Noted Big Island artist Diane McGregor recently donated her painting entitled, Tsunami II, a 54 x 36 inch oil on canvas, to the Pacific Tsunami Museum′s permanent collection. "When I moved to Hawaii from the Arizona desert, the power and beauty of the Pacific ocean had an immediate impact on my work. I had never lived by the ocean before, and I would lie awake at night, listening to the waves roll in and considering the very real possibility of a local earthquake producing a giant wave. The awareness of the ocean as both a creative and destructive force inspired me to create Tsunami," said McGregor.
“We are thrilled to feature Diane′s work in the museum's collection. Tsunami II is important because it reinforces the multi−disciplinary focus of the museum's education programs,” said Executive Director, Susan Tissot.
Tsunami II painting

McGregor has exhibited her work in Hawaii, on the mainland, and in Europe. Solo past exhibitions of her paintings include the East Hawaii Cultural Center and the Ramsay Galleries in Honolulu. McGregor′s work has been featured on the cover of Hawaii Island Artists and Ka′u Landing. Additional paintings by Diane McGregor can be seen on her website located at

TV Donation for the Museum Vault Theater
June 23, 1998

TV donation
Hilo Bay Rotary Club Community service Director Steve Jacunski, right presents a 52 inch color TV to the Pacific Tsunami Museum last week. Accepting the TV and a commemorative plaque on the behalf of the museum is PTM President Jim D. Wilson. Looking on are Club President Ron Maurer and PTM Director Pete Muller. The TV will be used for student education programs.

Tsunami Survivors Reception
January 23, 2001

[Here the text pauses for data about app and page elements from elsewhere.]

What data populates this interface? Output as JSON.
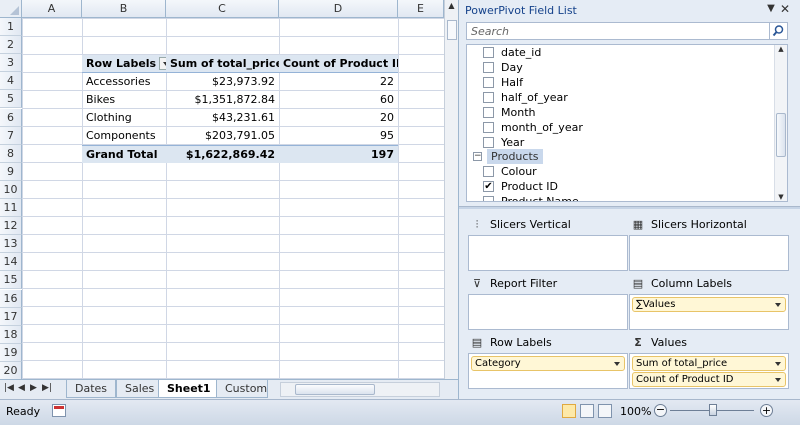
{
  "columns": [
    "A",
    "B",
    "C",
    "D",
    "E"
  ],
  "rows": [
    "1",
    "2",
    "3",
    "4",
    "5",
    "6",
    "7",
    "8",
    "9",
    "10",
    "11",
    "12",
    "13",
    "14",
    "15",
    "16",
    "17",
    "18",
    "19",
    "20"
  ],
  "pivot": {
    "headers": [
      "Row Labels",
      "Sum of total_price",
      "Count of Product ID"
    ],
    "data": [
      {
        "label": "Accessories",
        "price": "$23,973.92",
        "count": "22"
      },
      {
        "label": "Bikes",
        "price": "$1,351,872.84",
        "count": "60"
      },
      {
        "label": "Clothing",
        "price": "$43,231.61",
        "count": "20"
      },
      {
        "label": "Components",
        "price": "$203,791.05",
        "count": "95"
      }
    ],
    "total": {
      "label": "Grand Total",
      "price": "$1,622,869.42",
      "count": "197"
    }
  },
  "sheet_tabs": [
    "Dates",
    "Sales",
    "Sheet1",
    "Custome"
  ],
  "active_tab": "Sheet1",
  "status": {
    "ready": "Ready",
    "zoom": "100%"
  },
  "panel": {
    "title": "PowerPivot Field List",
    "search_placeholder": "Search",
    "fields": [
      {
        "label": "date_id",
        "checked": false
      },
      {
        "label": "Day",
        "checked": false
      },
      {
        "label": "Half",
        "checked": false
      },
      {
        "label": "half_of_year",
        "checked": false
      },
      {
        "label": "Month",
        "checked": false
      },
      {
        "label": "month_of_year",
        "checked": false
      },
      {
        "label": "Year",
        "checked": false
      }
    ],
    "group": "Products",
    "group_fields": [
      {
        "label": "Colour",
        "checked": false
      },
      {
        "label": "Product ID",
        "checked": true
      },
      {
        "label": "Product Name",
        "checked": false
      }
    ],
    "zones": {
      "slicers_vertical": "Slicers Vertical",
      "slicers_horizontal": "Slicers Horizontal",
      "report_filter": "Report Filter",
      "column_labels": "Column Labels",
      "row_labels": "Row Labels",
      "values": "Values",
      "column_items": [
        "∑Values"
      ],
      "row_items": [
        "Category"
      ],
      "value_items": [
        "Sum of total_price",
        "Count of Product ID"
      ]
    }
  }
}
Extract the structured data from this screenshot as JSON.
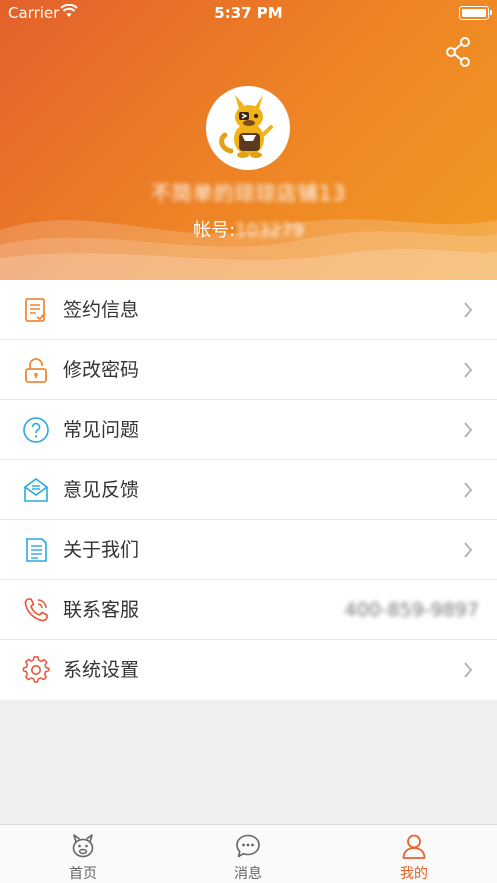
{
  "status_bar": {
    "carrier": "Carrier",
    "time": "5:37 PM"
  },
  "profile": {
    "nickname": "不简单的琼琼店铺13",
    "account_label": "帐号:",
    "account_value": "103279"
  },
  "menu": {
    "items": [
      {
        "label": "签约信息",
        "icon": "contract-icon"
      },
      {
        "label": "修改密码",
        "icon": "lock-icon"
      },
      {
        "label": "常见问题",
        "icon": "question-icon"
      },
      {
        "label": "意见反馈",
        "icon": "mail-icon"
      },
      {
        "label": "关于我们",
        "icon": "document-icon"
      },
      {
        "label": "联系客服",
        "icon": "phone-icon",
        "value": "400-859-9897"
      },
      {
        "label": "系统设置",
        "icon": "gear-icon"
      }
    ]
  },
  "tabbar": {
    "tabs": [
      {
        "label": "首页",
        "icon": "kangaroo-icon"
      },
      {
        "label": "消息",
        "icon": "chat-icon"
      },
      {
        "label": "我的",
        "icon": "user-icon",
        "active": true
      }
    ]
  },
  "colors": {
    "header_start": "#e2612a",
    "header_end": "#f29a22",
    "accent": "#e8622a",
    "icon_orange": "#f08a3c",
    "icon_blue": "#29a8e0",
    "icon_red": "#e8553a"
  }
}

On January 23, 2001 the Museum hosted a special reception for tsunami survivors that shared their stories with Warren Nishimoto, center for Oral History, University of Hawai′i.
tsunami survivors

Steamy and Warren Nishimoto
Warren has recently published Tsunamis Remembered: Oral Histories of Survivors and Observers in Hawai′i, which is a two−volume set featuring life history interviews with individuals who witnessed and survived tsunamis.

Museum Benefit Concert with Ginny Tiu
March 4, 2001

Internationally renowned pianist Ginny Tiu will be performing at a benefit for the Pacific Tsunami Museum on Sunday, March 4, 2001 at the Hawaii Naniloa Crown Room at 7:00 p.m.
Ginny Tiu

Ginny Tiu and Elvis
A child prodigy at age 5, Ginny appeared on the Ed Sullivan Show, the Perry Como Show and the Tonight Show. She also played a small part in “Girls! Girls! Girls!” with Elvis Presley and performed for President John F. Kennedy.
Ginny will also be performing in the afternoon at A Wave of Treasures. These are separate events and require separate ticket purchases.

All materials © Copyright 1996-2010 Pacific Tsunami Museum Inc.
130 Kamehameha Ave Hilo, HI 96720 tel: 808-935-0926 FAX: 808-935-0842 email:
Last Revised July 2010